The EU laws to ban astroturfing, sock-puppeting and lots of other strangely named online terminology  (sock puppeting? What’s Mr. Flibble done that’s so bad?) is a very sensible, useful piece of legislation with one slight problem as far as I can see – how will they actually enforce it
The article itself says:
“But the crucial word here is “risk” – the government has already indicated that only serious infringements will be prosecuted, although it is probably best to assume that it will prod into action the Office of Fair Trading and Trading Standards, the chief enforcement agencies, should an illegal commercial blog gain a high media profile.”
So it seems likely the odd favourable review on Amazon by the publisher will probably slip under the radar then.
It’s great somebody’s trying to tackle this as itis becoming a bit of a problem and an utter pain in the arse at times, but with the internet being, well, huge, I’m not entirely sure its going to be easy to police, and that’s before we even get into proof (call me skeptical, but I doubt officers will be anywhere near as thorough as someone like Tim Ireland).
I somehow can’t see ad execs and assorted companies stopping astroturfing  and sock puppeting the moment the law comes into force, and I’ll remain skeptical until the first prosecution is successfully brought.
 Via Strange Attractor.
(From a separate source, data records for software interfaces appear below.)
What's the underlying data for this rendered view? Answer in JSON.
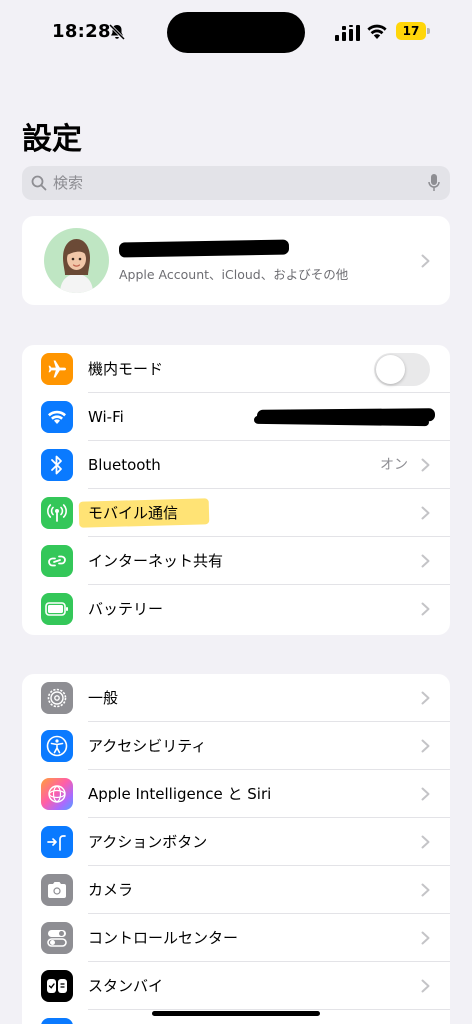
{
  "status_bar": {
    "time": "18:28",
    "battery_level": "17",
    "battery_color": "#ffd60a"
  },
  "page": {
    "title": "設定"
  },
  "search": {
    "placeholder": "検索"
  },
  "account": {
    "subtitle": "Apple Account、iCloud、およびその他"
  },
  "section1": [
    {
      "label": "機内モード",
      "icon": "airplane-icon",
      "color": "#ff9500",
      "toggle": false
    },
    {
      "label": "Wi-Fi",
      "icon": "wifi-icon",
      "color": "#0a7aff"
    },
    {
      "label": "Bluetooth",
      "icon": "bluetooth-icon",
      "color": "#0a7aff",
      "value": "オン"
    },
    {
      "label": "モバイル通信",
      "icon": "cellular-antenna-icon",
      "color": "#34c759",
      "highlighted": true
    },
    {
      "label": "インターネット共有",
      "icon": "personal-hotspot-icon",
      "color": "#34c759"
    },
    {
      "label": "バッテリー",
      "icon": "battery-icon",
      "color": "#34c759"
    }
  ],
  "section2": [
    {
      "label": "一般",
      "icon": "gear-icon",
      "color": "#8e8e93"
    },
    {
      "label": "アクセシビリティ",
      "icon": "accessibility-icon",
      "color": "#0a7aff"
    },
    {
      "label": "Apple Intelligence と Siri",
      "icon": "apple-intelligence-icon",
      "color": "#ff6fa8"
    },
    {
      "label": "アクションボタン",
      "icon": "action-button-icon",
      "color": "#0a7aff"
    },
    {
      "label": "カメラ",
      "icon": "camera-icon",
      "color": "#8e8e93"
    },
    {
      "label": "コントロールセンター",
      "icon": "control-center-icon",
      "color": "#8e8e93"
    },
    {
      "label": "スタンバイ",
      "icon": "standby-icon",
      "color": "#000000"
    }
  ]
}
 On a complete, well not quite, tangent, I play 5-a-side on a fantastic rubber crumb astroturf. The only problem is the bloody rubber crumb gets everywhere. I found some in my chequebook the other day. The stuff’s like bloody Tribbles.